Of course, this “corporate sustainability due diligence” is only an obligation of means.
But it is extremely ambitious, linked to the direct consideration of the Corporate Social Responsibility.
And I guess it will be efficient because all these tools are not only Ex Post but also Ex Ante: when the issue is to exclude the catastrophic perspective of the disappearance of the humankind on our planet, having Compliance Law, this Ex-Ante branch of law, is so precious!
Secondly, about the role of Arbitration in this issue, I am tempted to say: everyone is required in this global crucial policy!
It is quite difficult for a national court to decide on this sort of issue because Climate change is a global issue, while arbitrators are global judges.
Technically it is necessary and technically possible that Arbitration takes its place, because these due diligences about detection, prevention, action for a better Climate balance are organized non only in corporate mechanisms, such as code of conduct, corporate commitments, or manager remuneration calculation, but also a lot of contractual dispositions.
We will see a lot of new legal techniques: a lot of international public global policies will be adopted. The obligation to give information about that not only to investor but also to stakeholders will be adopted worldwide. The technique of “compliance by design” will be used on the corporate policy of fighting against Climate change.

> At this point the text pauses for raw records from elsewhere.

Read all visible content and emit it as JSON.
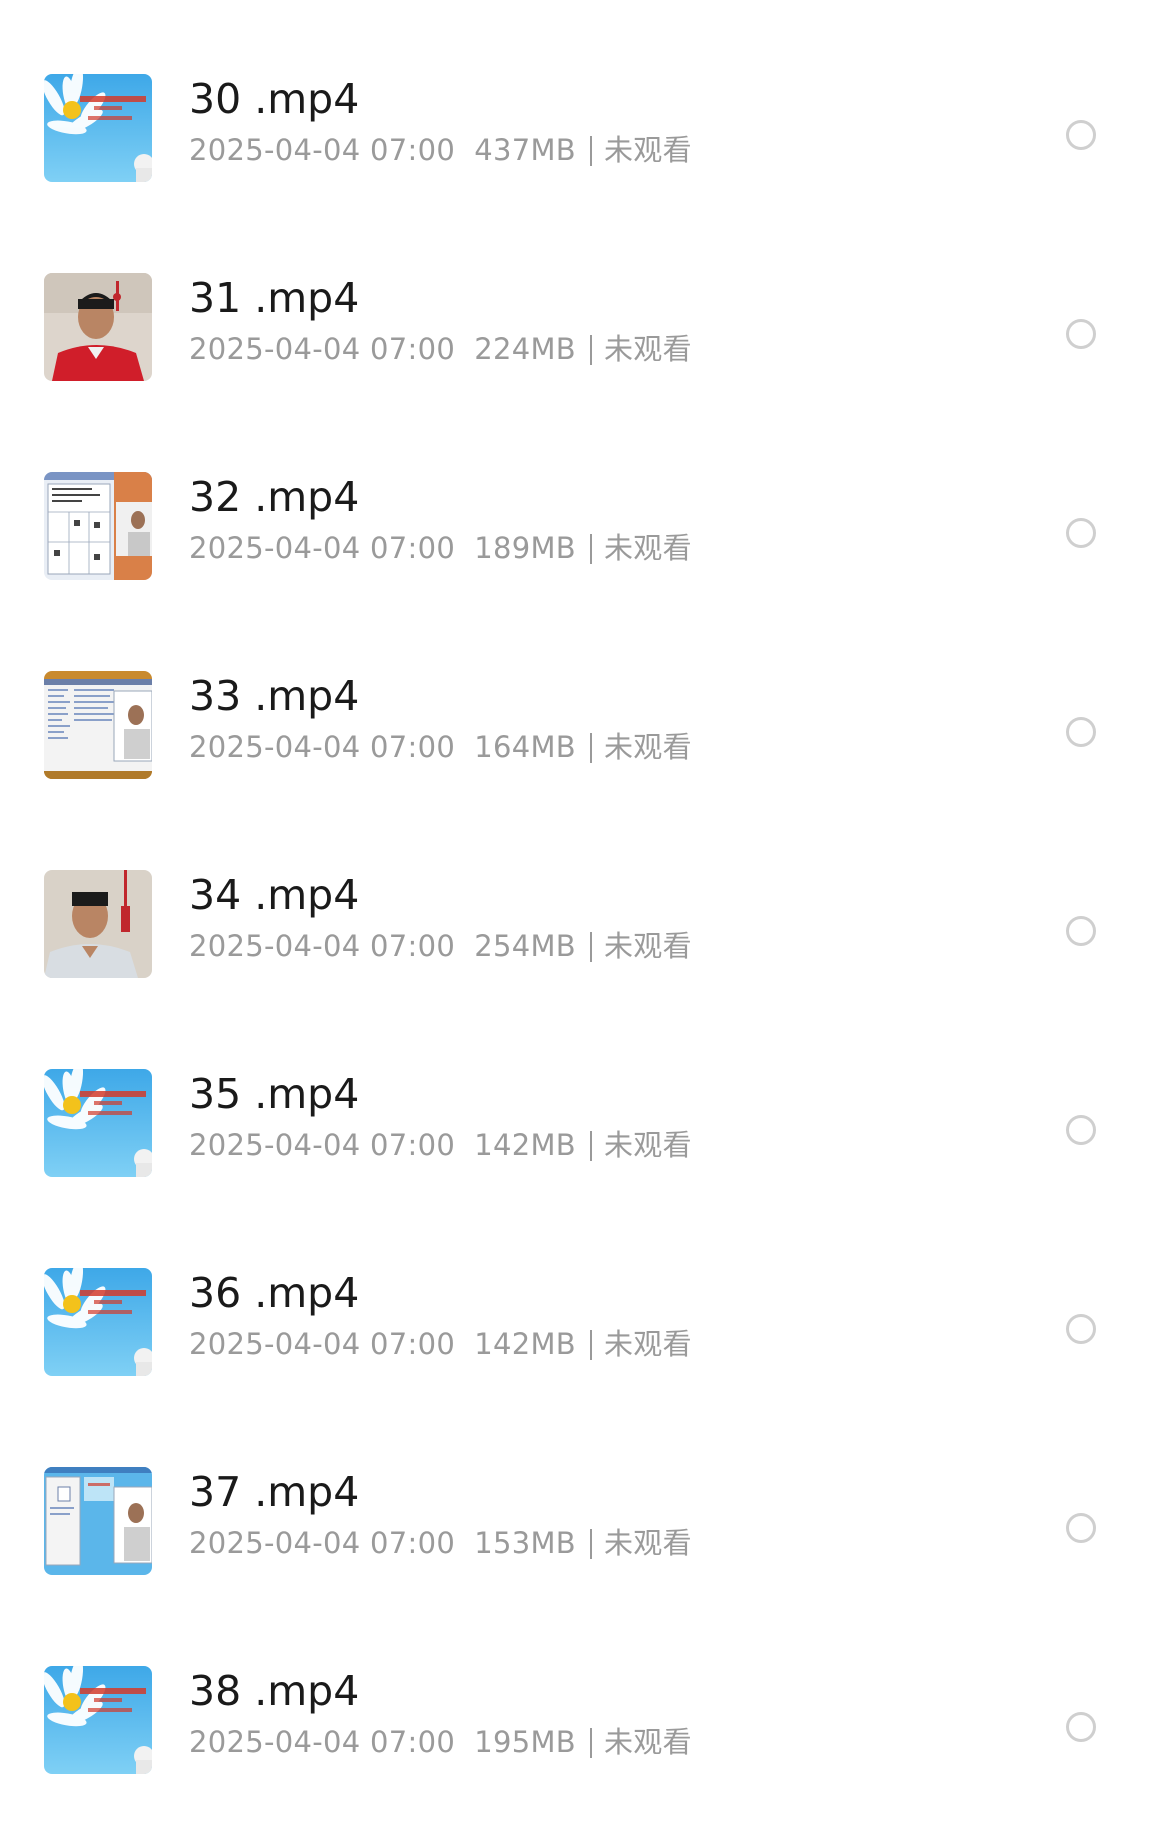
{
  "files": [
    {
      "name": "30 .mp4",
      "date": "2025-04-04 07:00",
      "size": "437MB",
      "status": "未观看",
      "thumb": "daisy-title-card"
    },
    {
      "name": "31 .mp4",
      "date": "2025-04-04 07:00",
      "size": "224MB",
      "status": "未观看",
      "thumb": "speaker-red-shirt"
    },
    {
      "name": "32 .mp4",
      "date": "2025-04-04 07:00",
      "size": "189MB",
      "status": "未观看",
      "thumb": "screen-chart-with-speaker"
    },
    {
      "name": "33 .mp4",
      "date": "2025-04-04 07:00",
      "size": "164MB",
      "status": "未观看",
      "thumb": "screen-list-with-speaker"
    },
    {
      "name": "34 .mp4",
      "date": "2025-04-04 07:00",
      "size": "254MB",
      "status": "未观看",
      "thumb": "speaker-white-shirt"
    },
    {
      "name": "35 .mp4",
      "date": "2025-04-04 07:00",
      "size": "142MB",
      "status": "未观看",
      "thumb": "daisy-title-card"
    },
    {
      "name": "36 .mp4",
      "date": "2025-04-04 07:00",
      "size": "142MB",
      "status": "未观看",
      "thumb": "daisy-title-card"
    },
    {
      "name": "37 .mp4",
      "date": "2025-04-04 07:00",
      "size": "153MB",
      "status": "未观看",
      "thumb": "screen-dialog-with-speaker"
    },
    {
      "name": "38 .mp4",
      "date": "2025-04-04 07:00",
      "size": "195MB",
      "status": "未观看",
      "thumb": "daisy-title-card"
    }
  ],
  "colors": {
    "title_text": "#1a1a1a",
    "meta_text": "#9a9a9a",
    "radio_border": "#cfcfcf",
    "background": "#ffffff"
  }
}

Meanwhile, the classical branch of law, were Compliance Law steps in, will remain active, such as International Law, Corporate Law, Tort Law Contract Law, where Arbitration is so central.
So, in short, your question was: are Arbitrators able to deal with climate change issue? my response is: “oh, yes!”
► Read the repport made by the fait par la Paris Week of Arbitration ( on the distinction between Compliance Law and Criminal Law, and their articulation)
Pour aller plus loin⤵️
📘Frison-Roche, M.-A. (ed), Compliance Monumental Goals, 2022.
📘Frison-Roche, M.-A. (ed), Compliance Jurisdictionalisation, 2022.
March 24, 2022
💬 "Faire du Droit pour qu'à l'avenir le monde soit moins injuste" - à propos du projet de directive européenne sur le devoir de vigilance. ("Making Compliance Law for a world less unfair in the future" - about the draft European directive on the corporate sustainability due diligence)
► Full Reference: Frison-Roche, M.A.,, "Faire du Droit pour qu'à l'avenir le monde soit moins injuste" - à propos du projet de directive européenne sur le devoir de vigilance ("Making Compliance Law for a world less unfair in the future" - about the draft European directive on the corporate sustainability due diligence), interview with Olivia Dufour, Actu-Juridique, March 24, 2022.
► Interview English Summary: This interview comments on the draft directive presented by the European Commission aimed at unifying European Union Law about Corporate Sustainability Due diligence in global supply chains to protect environnement and human rights effectively, putting companies under same legal rules. including non-European companies.
The interview emphasizes that this text and reinforces Compliance Law perspective in that the legal instruments are Ex Ante, aim at the functioning of groups, constitute incentives, and seek effectiveness to prevent violations of human rights and the environment, 80% of which taking place outside the European Union.
The goal is both ethical, for example to fight against child labor and the endangerment of people, and systemic: the promoting of a sustainable economy, through the help of companies which have some power in value chains which are global.
This future directive clearly shows the difference between simple "conformity" (just obeying all applicable regulations...) and "compliance", illustrated here: aiming to achieve "monumental goals", here fighting against attacks on the climate balance and protect people, to obtain in the future these damages do not occur or are reduced.
March 23, 2022
► Référence complète : Frison-Roche, M.-A. et Roda, J.-Ch., Droit de la concurrence, Précis, Dalloz, 2ième éd., Dalloz, 2022, 814 p.
► Cette deuxième édition fait suite à la première édition écrite avec Marie-Stéphane Payet.
📝 Lire l'avant-propos écrit en dédicace à Marie-Stéphane.
📝 Lire la table des matières de l'ouvrage.